The coronavirus pandemic is testing the business continuity planning of governments and businesses alike. However, as most companies activate their plans to get back to business as usual, there is an emerging risk of gaps developing in staff compliance.
Starting with corporate culture
Corporate culture has generally be defined as “how people behave in groups” or “what people do when there is nobody watching.”
Today, corporate culture matters now more than ever. That’s because your team may be working at irregular times, in different locations, i.e. self-isolating. They may be away from their usual support mechanisms, such as trusted colleagues, and out of sight of a watchful reassuring watchful manager.
In a crisis, you can’t sit at their shoulder or catch them as they fall. That’s why your culture needs to be empowering.
What is culture?
Culture is shared values, attitude, spirit and mindset. But it should also be meaningful and underpin everything you and your employees do. So, wherever they are working and whatever the disruption faced, your culture should be precisely the same.
We reached out to several compliance experts to establish what businesses should be doing now to ensure compliance continuity management (CCM):
1. Keeping on top of regulations
Often, compliance is seen as some remote unit that’s detached from the rest of the business. In reality, there’s no “them” and “us”. We are one. Compliance is not a varnish that we only apply when the work’s done.
What’s more, the regulators are looking closely at what firms are doing. For example, the FCA issued a statement recently, stating that it is examining the contingency plans of a wide range of firms. With such a close focus on activities by the regulators, compliance functions need to ensure that regulatory expectations continue to be met.
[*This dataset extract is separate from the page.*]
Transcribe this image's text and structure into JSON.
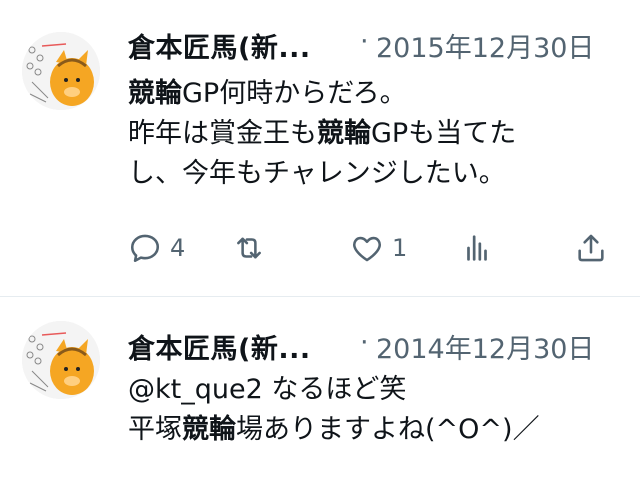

Of course, expectations and operational requirements converge as in many areas businesses and regulators want the same thing. They want customers to be served, staff to be kept safe and well, and operational risks to be managed effectively.
Nevertheless, there are specific regulatory requirements that compliance teams need to be aware of, ensuring they do not slip down the priority list.
2. Effective comms and trust
At times of disruption and crisis, people need to know who they can trust. Compliance issues put trust firmly in the spotlight.
Whether it’s trust in your motivations, in the company to continuing to deliver or the team meeting deadlines.
Regulators too seek assurances and trust that as a company and compliance professional, you’ve got everything covered. Sometimes, disruptive events and crises – e.g. cyber attack – may also shine an uncomfortable light on a company. Stakeholders expect reassurance at these times too, not least confirmation that you’ve “got this”.
Most firms will be able to tap into existing communications tools (email, intranet, etc.), but additional platforms (e.g. collaboration apps and tools), dedicated groups and channels (e.g. between the board and any specialists) may well need to be activated.
Think too about how you’re going to pump out any direct emergency communications (e.g. SMS alert lines) and urge people now to update their contact details.
Your business continuity plan should have everything you need, primed and ready to go.
3.Working from home and compliance
Working from home is convenient in the wake of this crisis, but needs due consideration. ‘Internet savvy’ companies pride themselves on having business continuity plans that allow staff to work as usual because of their sophisticated tech enablement strategies.
Often the business continuity strategies are designed to deal with short term disruption. The focus is to ensure that delivery deadlines are met and that the front line can continue with selling. But what about compliance? A meeting is a meeting whether in a room or online, surely?
One important aspect of compliance culture is how groups socially interact and what behaviour the group promotes and discourages. Companies that are well versed in having a home working employee population will have their compliance strategy developed with that lack of social interaction in mind.
COVID-19’s spread has prompted radical changes to curb infection and to maintain revenue.
There’s a risk that isolated employees may circumvent a compliance process more so than those in group situations. This should be considered when developing a business continuity plan, especially if it needs to ensure business continuity for a more extended period.
4. Creating a robust checklist to prepare for discontinuity
Life can be so unpredictable. Most people would say they anticipated the implementation of their business resilience plans to come following a flood, electrical failure in the office or at worst, a terrorist attack.
But did compliance officers give serious consideration to the resilience of their staff compliance in the face of a deadly epidemic? Have we considered the impact of and tested the implications of long term, enforced business resilience that includes at its heart a prolonged period of staff working from home? We suspect that the answer is no.
Maybe now we should start thinking about all risks carrying equal weight. Plenty of experts predict that the current epidemic is, in fact, the precursor to something even more disruptive.
Sign up to our newsletter to get the latest from Business Advice.